#### What you are asked to do:
Among the lines of the data, copy those that hold "name".

-- Data provided follows --

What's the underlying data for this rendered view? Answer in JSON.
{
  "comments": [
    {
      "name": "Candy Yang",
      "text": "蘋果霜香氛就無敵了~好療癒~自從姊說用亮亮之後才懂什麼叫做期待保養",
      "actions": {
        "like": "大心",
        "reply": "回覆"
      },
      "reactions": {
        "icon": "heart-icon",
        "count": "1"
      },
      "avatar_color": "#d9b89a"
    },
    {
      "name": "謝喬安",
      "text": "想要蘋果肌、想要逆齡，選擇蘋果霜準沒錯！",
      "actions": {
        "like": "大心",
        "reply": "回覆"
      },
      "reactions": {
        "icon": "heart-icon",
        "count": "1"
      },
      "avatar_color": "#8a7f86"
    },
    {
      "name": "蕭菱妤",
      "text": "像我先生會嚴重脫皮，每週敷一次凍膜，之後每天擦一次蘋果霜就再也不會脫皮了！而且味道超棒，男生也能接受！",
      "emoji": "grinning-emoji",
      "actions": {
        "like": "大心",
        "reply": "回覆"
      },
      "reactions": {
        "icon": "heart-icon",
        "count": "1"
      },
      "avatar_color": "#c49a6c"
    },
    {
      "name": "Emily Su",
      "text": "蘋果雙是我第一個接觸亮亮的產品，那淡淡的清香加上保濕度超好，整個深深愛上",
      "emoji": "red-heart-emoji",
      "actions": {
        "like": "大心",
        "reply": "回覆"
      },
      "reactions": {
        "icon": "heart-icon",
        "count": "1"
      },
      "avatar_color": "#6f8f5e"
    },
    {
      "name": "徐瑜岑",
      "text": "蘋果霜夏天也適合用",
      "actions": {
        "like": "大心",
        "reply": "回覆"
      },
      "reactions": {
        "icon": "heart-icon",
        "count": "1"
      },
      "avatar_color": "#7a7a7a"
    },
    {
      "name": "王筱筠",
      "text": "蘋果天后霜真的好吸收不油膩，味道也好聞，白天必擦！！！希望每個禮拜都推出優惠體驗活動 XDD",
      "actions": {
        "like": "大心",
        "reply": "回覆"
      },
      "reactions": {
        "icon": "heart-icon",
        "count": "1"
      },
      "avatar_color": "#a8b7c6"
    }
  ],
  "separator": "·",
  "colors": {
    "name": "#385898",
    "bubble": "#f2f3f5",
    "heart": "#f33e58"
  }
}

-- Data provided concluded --

#### Result for this task:
      "name": "Candy Yang",
      "name": "謝喬安",
      "name": "蕭菱妤",
      "name": "Emily Su",
      "name": "徐瑜岑",
      "name": "王筱筠",
    "name": "#385898",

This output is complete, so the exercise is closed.